Some Western European nations, such as Sweden and Denmark, have developed social democracies based on fairly socialist economies. Although a few have nominal monarchies, these nations have much political freedom and less economic inequality than the United States and other class societies. They also typically rank much higher than the United States on various social and economic indicators. Although these nations are not truly classless, they indicate it is possible, if not easy, to have a society that begins to fulfill Marx’s egalitarian vision but where political freedom still prevails (Sandbrook, Edelman, Heller, & Teichman, 2007).
- Systems of stratification vary in their degree of vertical social mobility. Some societies are more open in this regard, while some are more closed.
- The major systems of stratification are slavery, estate systems, caste systems, and class systems.
- Some Western European nations are not classless but still have much less economic inequality than class societies such as the United States.

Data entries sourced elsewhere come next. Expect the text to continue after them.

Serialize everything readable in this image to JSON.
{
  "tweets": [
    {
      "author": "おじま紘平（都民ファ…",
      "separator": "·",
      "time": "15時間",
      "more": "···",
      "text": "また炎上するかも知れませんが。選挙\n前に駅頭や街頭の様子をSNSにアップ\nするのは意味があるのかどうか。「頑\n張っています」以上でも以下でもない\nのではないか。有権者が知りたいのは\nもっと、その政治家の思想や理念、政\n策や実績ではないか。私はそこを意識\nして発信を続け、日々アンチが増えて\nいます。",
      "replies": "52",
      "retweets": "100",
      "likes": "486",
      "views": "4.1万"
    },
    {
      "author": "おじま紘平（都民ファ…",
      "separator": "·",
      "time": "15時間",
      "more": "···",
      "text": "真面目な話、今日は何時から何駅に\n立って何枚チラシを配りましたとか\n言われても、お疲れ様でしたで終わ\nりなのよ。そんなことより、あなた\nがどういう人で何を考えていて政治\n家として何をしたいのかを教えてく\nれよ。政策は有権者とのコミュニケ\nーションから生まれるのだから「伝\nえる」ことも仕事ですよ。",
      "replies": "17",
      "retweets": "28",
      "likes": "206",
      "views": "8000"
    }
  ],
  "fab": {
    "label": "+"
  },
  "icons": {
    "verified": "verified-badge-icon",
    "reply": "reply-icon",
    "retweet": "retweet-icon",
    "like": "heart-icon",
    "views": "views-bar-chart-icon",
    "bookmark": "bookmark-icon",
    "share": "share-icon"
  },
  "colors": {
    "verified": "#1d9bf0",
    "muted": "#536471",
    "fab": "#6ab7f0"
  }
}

Bales, K. (2007). Ending slavery: How we free today’s slaves. Berkeley: University of California Press.
Batstone, D. (2007). Not for sale: The return of the global slave trade—and how we can fight it. New York, NY: HarperOne.
Berger, I. (2009). South Africa in world history. New York, NY: Oxford University Press.
DeFronzo, J. (2007). Revolutions and revolutionary movements (3rd ed.). Boulder, CO: Westview Press.
Ennals, R. (2007). From slavery to citizenship. Hoboken, NJ: John Wiley.
Kerbo, H. R. (2009). Social stratification and inequality. New York, NY: McGraw-Hill.
Litwack, L. F. (2009). How free is free? The long death of Jim Crow. Cambridge, MA: Harvard University Press.
Sandbrook, R., Edelman, M., Heller, P., & Teichman, J. (2007). Social democracy in the global periphery: Origins, challenges, prospects. New York, NY: Cambridge University Press.
Thornton, J. K. (1998). Africa and Africans in the making of the Atlantic world, 1400–1800 (2nd ed.). Cambridge, England: Cambridge University Press.